In the last several years, I have done a lot of mentoring. For the past 3 years, I have had college students working for me. For the past 6 years I have mentored a FIRST Robotics team (another way to spend time with my children) and now I am mentoring a junior engineer. I was told he selected me due to my technical competence, not my ability to get promoted. I was extremely pleased to see that others see me as competent, that has always been my career goal.
My career continues to be non-traditional. I recently requested an assignment that has me returning to programming, an activity I truly enjoy. We are writing new Data Acquisition software. I am not in charge of a group of programmers; I am a team member. For a civil servant with 29 years of experience, this is truly a step backwards. But, I have found that working on what really interests me, is what keeps my work fresh and exciting. Fortunately, NASA is an employer that understands its diverse workforce and what it takes to keep them productive and engaged.

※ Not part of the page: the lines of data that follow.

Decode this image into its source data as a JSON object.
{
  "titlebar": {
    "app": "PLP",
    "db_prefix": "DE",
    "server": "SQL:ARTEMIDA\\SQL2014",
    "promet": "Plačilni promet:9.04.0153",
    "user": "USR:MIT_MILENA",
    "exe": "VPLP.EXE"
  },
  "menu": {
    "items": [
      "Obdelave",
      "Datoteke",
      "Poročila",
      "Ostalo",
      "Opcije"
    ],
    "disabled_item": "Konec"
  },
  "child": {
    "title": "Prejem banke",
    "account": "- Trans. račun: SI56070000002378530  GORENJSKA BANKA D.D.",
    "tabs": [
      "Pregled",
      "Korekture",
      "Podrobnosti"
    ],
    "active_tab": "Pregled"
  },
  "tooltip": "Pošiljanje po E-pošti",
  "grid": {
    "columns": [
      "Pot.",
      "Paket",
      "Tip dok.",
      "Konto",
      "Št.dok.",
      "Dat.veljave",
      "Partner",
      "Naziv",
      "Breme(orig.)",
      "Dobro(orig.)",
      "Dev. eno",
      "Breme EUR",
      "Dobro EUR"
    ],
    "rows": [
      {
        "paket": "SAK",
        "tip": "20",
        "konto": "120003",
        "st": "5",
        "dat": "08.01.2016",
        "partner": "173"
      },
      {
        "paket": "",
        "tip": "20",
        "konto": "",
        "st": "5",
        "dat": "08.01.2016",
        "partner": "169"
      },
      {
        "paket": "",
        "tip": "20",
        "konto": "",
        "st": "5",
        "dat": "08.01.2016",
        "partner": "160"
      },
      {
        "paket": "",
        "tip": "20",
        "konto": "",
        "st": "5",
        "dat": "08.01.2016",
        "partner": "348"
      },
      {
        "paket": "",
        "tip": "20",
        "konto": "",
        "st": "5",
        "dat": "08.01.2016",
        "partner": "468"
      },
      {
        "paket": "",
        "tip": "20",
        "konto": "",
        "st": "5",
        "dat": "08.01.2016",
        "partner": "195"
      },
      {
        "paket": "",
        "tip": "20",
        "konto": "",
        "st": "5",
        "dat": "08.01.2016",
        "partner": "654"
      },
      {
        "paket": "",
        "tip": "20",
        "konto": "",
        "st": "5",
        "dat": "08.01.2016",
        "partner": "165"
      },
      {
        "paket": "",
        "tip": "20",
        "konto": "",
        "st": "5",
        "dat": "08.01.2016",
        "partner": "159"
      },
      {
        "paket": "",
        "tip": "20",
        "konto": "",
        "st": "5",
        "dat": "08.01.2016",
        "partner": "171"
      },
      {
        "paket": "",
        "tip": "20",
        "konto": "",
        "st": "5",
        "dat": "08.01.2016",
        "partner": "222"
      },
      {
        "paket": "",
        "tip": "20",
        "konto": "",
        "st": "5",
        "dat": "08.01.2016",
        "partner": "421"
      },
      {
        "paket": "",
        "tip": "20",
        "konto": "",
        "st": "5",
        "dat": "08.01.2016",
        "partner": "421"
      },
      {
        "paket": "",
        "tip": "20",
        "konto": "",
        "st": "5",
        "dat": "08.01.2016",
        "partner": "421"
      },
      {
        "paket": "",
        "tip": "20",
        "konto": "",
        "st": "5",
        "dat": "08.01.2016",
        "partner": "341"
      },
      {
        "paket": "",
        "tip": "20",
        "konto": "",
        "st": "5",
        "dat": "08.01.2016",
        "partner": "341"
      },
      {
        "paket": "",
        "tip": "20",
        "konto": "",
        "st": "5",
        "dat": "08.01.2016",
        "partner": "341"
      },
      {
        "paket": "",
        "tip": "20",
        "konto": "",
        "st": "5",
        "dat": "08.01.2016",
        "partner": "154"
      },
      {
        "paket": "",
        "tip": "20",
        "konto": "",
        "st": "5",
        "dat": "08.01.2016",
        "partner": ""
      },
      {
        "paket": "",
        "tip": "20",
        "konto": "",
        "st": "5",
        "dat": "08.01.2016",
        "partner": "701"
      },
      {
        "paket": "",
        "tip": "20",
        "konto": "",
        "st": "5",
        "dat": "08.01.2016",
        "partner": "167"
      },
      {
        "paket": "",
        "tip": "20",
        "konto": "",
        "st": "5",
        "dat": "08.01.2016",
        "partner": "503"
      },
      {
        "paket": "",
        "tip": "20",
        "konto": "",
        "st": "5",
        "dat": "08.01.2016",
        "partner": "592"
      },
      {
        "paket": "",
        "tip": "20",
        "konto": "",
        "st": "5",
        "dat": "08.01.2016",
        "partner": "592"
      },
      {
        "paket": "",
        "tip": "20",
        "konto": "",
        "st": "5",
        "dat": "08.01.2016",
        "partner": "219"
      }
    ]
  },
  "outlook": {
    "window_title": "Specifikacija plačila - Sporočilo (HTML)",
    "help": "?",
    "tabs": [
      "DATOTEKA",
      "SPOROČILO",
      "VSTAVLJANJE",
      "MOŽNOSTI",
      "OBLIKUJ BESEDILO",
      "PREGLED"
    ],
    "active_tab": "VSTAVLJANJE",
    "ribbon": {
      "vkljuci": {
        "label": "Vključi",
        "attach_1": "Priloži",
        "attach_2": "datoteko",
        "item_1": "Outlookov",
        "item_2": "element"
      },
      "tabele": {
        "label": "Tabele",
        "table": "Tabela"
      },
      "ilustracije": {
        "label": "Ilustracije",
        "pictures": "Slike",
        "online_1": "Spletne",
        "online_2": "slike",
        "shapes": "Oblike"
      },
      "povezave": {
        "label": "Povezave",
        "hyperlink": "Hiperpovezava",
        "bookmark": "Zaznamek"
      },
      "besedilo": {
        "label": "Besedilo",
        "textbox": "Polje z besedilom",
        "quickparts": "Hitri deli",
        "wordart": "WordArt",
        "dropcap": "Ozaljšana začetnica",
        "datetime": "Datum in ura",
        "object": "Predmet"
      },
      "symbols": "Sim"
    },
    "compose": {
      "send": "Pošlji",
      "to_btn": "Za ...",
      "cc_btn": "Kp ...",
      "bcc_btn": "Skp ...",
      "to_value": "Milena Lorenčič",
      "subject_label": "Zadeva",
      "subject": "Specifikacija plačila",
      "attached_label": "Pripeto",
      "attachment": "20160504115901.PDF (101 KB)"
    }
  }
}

For Wendy Holladay, the trick has been to balance her large family of 6 with her fast moving career at NASA. To accomplish both, she spent 20 of her 29 years at NASA Stennis Space Center as a part-time employee. And, for Ms. Holladay, it has made all of the difference. She currently serves as the Data Acquisition Engineer at NASA Stennis. During her 29 years at NASA, she has had many assignments from E3 Test Stand Electrical Lead to Deputy of the Space Shuttle Main Engine Project Office to Software Developer for the NASA Data Acquisition System (NDAS). She leads a diverse team and works closely with her mechanical engineering colleagues to provide delivery of high quality test data to a wide variety of customers while meeting costs and schedules. As an NDAS Software Developer, she works with a team of programmers to provide NASA with a Data Acquisition Software package, designed to function at many test stands across NASA on a wide variety of hardware platforms. This system will give NASA test stands a common interface, data format and data reduction capability needed to reduce costs to programs as NASA works to provide test services to both government and commercial customers. As both an extension of her combining family and work and with her great respect for the knowledge and innovation that young people bring to the workplace, she has been a FIRST Robotics mentor for 7 years , a USRP mentor for 3 years, a SHARP mentor, and a mentor to a junior engineer through NASA Stennis’mentoring program. Ms. Holladay has been awarded the NASA Exceptional Achievement Medal for her technical work in propulsion testing and software development.